It seems the most reasonable thing to respond with in asking “Why this particular place, this particular way?” is taking circumstance as desired, if there is a God and unless God is whimsical. While it’s hard to say whether or not there is a God, certainly it’s not hard to suggest He isn’t whimsical as long as He is seen as ideally or maxially rational; for the extent of the complexity within His creation, we’d want to say whatever God does, it is literally for the best reasons, rationally and in a moral sense, “for the good”. So, it isn’t that God cannot change His mind, for example, but that it begs the question of his being maxially rational yet thinking He should change His mind for lesser reasons. If God has a will, which we presume He does, then while there may be many possible worlds He could have created in order to accomplish His creating anything at all, naturally and given the above, this must be the only kind of world possible to best meet His reasons for creating.
If God transcends and is then ineffable, we should look at the philosophical principle of “place”; that even our most obscure abstractions are “from” reality, meaning “tied to” history, culture, needs, the concrete experience of reality itself. If we find the principle interesting, then the answer seems fairly clear as to why things are they way they are. In essence and very undramatic, the non-answer of saying “Because that’s the way God did it.” But, we’re actually saying more than that. At this point, we’ve hit a brute fact of reality and what we must realize then is that the only meaning in teleology is accepting things as they are and then asking the only question that could matter: “What are we suppose to get out of this?”
If there exists a hidden God who created a universe which necessarily gives us the idea such a being exists, through the numinous, etc., then all we can do is utter anthropomorphic ideas about God … the conclusion is simply then that our images of the gods push us into the deepest understandings we can have of ourselves. Theologically consistent in the idea of “atonement”, because we imagine we in some way are “like” God in nature.
That’s not so say something exclusive about religion and human self-realization. It is to say that no matter how one leaves the question “Does God exist?”, be that Theist or Atheist, we accept something about ourselves or reject something we think unfitting of ourselves to believe. Each, in that case, has better understood who they are because it mattered enough to take the question seriously, and accept or reject it because our response matters in some fundamental way.

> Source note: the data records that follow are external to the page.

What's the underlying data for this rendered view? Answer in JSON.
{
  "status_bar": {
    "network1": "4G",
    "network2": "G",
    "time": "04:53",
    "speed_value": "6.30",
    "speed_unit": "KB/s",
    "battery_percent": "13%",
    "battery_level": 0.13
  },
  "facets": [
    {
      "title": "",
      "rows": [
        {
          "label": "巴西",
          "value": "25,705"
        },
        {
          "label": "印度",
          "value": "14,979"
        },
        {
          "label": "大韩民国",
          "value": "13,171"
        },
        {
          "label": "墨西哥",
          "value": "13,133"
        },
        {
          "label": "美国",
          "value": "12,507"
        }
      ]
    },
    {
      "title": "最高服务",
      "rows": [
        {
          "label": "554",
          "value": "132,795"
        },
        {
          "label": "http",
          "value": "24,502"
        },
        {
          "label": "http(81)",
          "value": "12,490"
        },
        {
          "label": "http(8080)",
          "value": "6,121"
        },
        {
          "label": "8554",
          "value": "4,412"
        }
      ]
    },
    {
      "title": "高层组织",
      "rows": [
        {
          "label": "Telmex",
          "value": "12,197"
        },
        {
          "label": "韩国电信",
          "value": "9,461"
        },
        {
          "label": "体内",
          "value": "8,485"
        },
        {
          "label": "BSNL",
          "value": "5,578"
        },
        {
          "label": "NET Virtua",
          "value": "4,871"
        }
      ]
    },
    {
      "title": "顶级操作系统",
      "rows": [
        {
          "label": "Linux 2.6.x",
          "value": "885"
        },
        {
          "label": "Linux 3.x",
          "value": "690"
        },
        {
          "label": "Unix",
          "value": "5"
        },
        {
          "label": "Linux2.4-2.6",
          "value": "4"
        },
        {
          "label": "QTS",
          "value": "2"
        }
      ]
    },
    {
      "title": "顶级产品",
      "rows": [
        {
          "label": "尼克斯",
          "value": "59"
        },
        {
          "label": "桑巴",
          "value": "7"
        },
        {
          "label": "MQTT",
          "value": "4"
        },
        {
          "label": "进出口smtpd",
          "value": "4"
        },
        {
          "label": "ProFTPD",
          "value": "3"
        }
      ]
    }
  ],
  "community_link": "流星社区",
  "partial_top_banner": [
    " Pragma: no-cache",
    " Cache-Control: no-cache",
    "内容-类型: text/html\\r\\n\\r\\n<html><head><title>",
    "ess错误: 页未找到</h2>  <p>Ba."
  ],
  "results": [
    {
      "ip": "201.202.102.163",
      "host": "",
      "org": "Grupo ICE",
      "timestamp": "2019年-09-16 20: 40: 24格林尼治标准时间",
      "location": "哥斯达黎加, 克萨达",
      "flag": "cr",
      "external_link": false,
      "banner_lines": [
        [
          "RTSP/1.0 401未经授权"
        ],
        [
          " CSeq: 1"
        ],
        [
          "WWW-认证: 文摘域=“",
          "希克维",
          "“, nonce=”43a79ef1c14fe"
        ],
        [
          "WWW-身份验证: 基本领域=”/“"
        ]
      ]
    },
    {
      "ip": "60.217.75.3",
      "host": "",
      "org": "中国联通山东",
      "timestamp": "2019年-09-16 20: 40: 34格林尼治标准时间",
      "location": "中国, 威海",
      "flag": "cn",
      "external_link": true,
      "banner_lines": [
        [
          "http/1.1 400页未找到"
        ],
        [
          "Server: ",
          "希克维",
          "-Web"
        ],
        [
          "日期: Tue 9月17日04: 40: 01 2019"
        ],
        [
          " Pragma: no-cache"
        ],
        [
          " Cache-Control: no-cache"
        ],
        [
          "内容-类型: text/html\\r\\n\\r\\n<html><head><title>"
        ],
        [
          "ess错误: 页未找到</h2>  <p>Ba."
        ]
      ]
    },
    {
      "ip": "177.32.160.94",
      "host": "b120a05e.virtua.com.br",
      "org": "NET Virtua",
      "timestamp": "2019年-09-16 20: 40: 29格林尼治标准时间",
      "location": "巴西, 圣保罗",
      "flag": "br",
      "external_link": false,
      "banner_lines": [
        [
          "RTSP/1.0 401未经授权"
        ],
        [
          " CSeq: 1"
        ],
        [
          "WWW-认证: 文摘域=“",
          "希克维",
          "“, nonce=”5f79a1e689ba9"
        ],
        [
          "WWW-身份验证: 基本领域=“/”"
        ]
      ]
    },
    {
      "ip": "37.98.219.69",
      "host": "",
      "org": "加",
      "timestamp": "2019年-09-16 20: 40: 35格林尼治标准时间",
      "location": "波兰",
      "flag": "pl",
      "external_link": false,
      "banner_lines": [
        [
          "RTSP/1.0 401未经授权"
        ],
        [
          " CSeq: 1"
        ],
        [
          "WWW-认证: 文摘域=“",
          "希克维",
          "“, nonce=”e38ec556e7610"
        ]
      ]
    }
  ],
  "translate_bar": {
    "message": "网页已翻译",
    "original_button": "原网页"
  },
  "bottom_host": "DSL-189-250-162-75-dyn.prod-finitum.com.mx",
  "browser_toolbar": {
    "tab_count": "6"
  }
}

I’d say the most omnipotent God is exactly the kind that presents a win for everyone regardless of their beliefs with respect to God, but exactly because whatever we do end up believing actually does change everything after all.
Just a thought.